DO: Lift the foot. If the foot comes off the floor with ease and more than a couple of inches, the rectus femoris is not tight.
If the foot doesn’t budge off the ground or there’s enormous tension on the leg, then rectus femoris IS limiting hip extension range of motion and it could be worthwhile to do the couch stretch.
I Know My Numbers – What do I do now?
Insanity: doing the same thing over and over again and expecting different results. ~Albert Einstein
There are a plethora of mobility and stretching resources out in the interweb for you to experiment with. It is not our intention to give prescriptive answers, simply to bring awareness to where your body currently is in time.

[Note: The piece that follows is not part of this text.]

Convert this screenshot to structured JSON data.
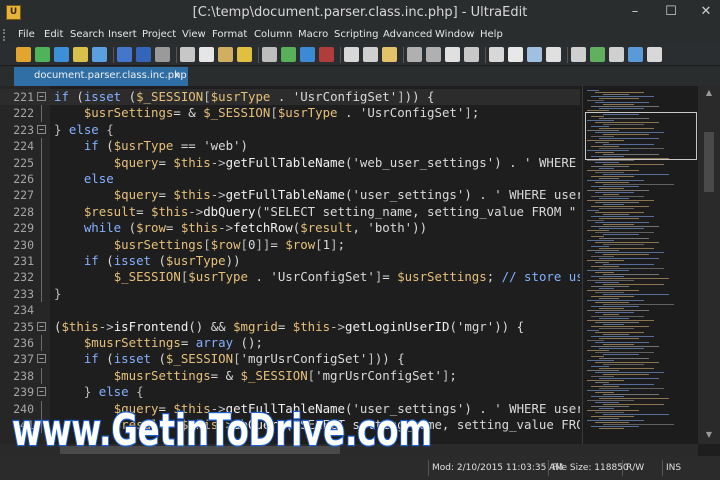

Use whatever tools you’d like to use for a month, stretching about ten minutes a day, for three days a week, for a month.
After a month, re-test.
If you’ve gained range of motion, wonderful! Wash, rinse, repeat, and continue stretching.
If you’re no more flexible or mobile than you were before, STOP THE INSANITY AND THE STRETCHING! It’s now time to see a Manual Adhesion Provider or Active Release Technique Provider to diagnose your condition and potentially remove the adhesion in relevant tissue to restore your mobility before you go on layering strength on top of unhealthy tissue.